▶ EXERCISE OBJECTIVE
Scan the records for the string "Shared" and copy every line that holds it.

--- EXTRACTED ENTRIES Enclosed Below ---

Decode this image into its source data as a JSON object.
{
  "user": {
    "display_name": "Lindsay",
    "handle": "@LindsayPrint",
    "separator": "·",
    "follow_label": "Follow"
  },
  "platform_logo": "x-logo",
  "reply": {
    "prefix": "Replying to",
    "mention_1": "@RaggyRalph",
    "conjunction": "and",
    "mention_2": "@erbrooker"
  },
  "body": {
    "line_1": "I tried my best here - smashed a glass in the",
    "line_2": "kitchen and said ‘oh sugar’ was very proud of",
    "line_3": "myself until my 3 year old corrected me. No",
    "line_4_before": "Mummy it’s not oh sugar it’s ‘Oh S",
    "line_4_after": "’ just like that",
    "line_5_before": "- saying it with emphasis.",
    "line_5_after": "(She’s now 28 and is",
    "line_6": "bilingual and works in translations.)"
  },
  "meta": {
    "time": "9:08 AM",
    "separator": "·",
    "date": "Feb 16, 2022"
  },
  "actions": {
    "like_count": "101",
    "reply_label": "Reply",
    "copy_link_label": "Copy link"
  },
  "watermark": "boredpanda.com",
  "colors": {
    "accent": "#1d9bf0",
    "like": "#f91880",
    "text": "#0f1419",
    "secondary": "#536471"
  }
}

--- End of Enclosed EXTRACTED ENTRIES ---
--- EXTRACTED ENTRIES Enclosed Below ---

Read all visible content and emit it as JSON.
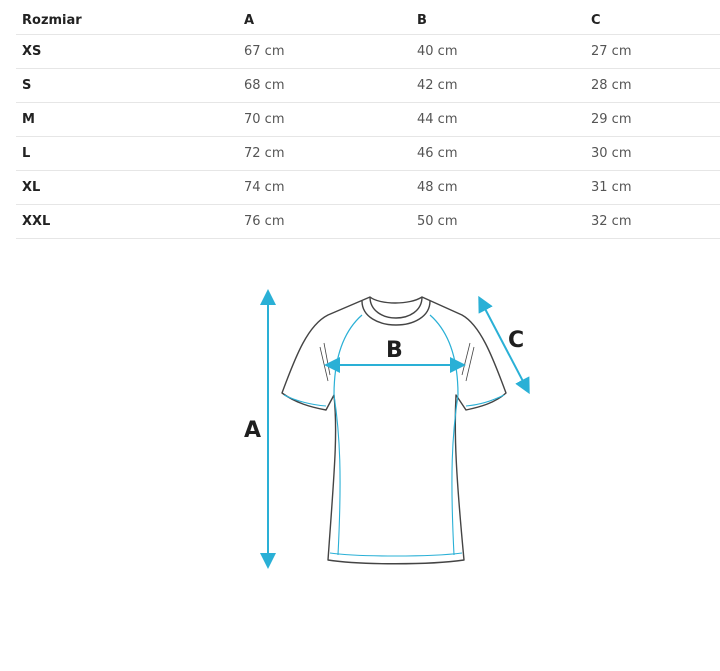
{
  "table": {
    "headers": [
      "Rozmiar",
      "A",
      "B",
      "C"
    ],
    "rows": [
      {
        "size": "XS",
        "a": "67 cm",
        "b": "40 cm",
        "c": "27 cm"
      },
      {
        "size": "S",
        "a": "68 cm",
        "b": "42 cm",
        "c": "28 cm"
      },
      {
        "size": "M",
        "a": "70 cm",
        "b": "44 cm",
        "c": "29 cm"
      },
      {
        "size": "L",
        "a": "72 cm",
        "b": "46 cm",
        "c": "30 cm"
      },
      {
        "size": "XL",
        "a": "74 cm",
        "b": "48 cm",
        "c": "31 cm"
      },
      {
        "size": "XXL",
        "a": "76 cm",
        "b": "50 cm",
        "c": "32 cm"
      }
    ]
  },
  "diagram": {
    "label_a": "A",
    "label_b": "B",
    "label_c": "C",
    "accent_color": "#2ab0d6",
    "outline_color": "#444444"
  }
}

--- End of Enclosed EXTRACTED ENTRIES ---
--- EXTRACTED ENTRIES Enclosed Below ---

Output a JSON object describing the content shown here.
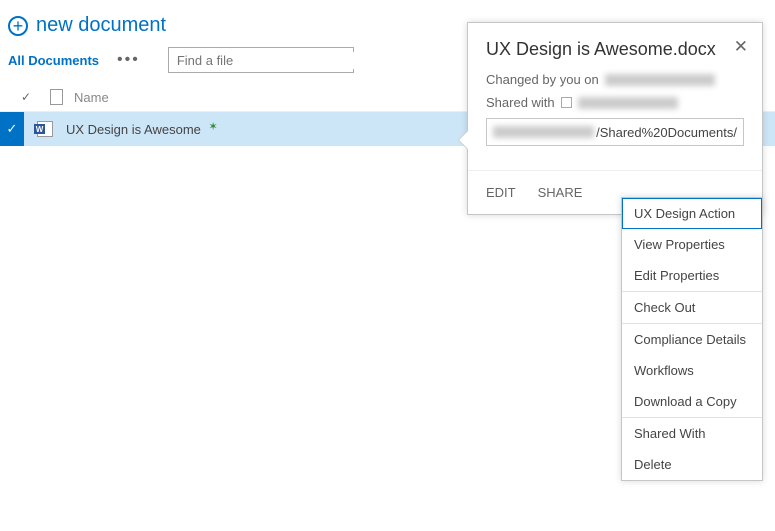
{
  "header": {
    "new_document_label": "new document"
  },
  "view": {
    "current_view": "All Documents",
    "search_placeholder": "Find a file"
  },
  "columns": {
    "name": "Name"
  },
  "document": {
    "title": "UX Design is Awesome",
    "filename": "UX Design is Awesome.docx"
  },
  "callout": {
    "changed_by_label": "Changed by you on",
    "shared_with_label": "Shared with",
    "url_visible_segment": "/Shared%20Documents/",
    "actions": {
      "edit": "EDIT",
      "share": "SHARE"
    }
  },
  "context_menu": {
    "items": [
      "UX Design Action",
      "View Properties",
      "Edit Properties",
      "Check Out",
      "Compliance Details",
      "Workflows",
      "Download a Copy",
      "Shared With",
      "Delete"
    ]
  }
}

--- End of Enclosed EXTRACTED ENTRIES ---

▶ THE COMPLETED TASK
    "shared_with_label": "Shared with",
    "url_visible_segment": "/Shared%20Documents/",
      "Shared With",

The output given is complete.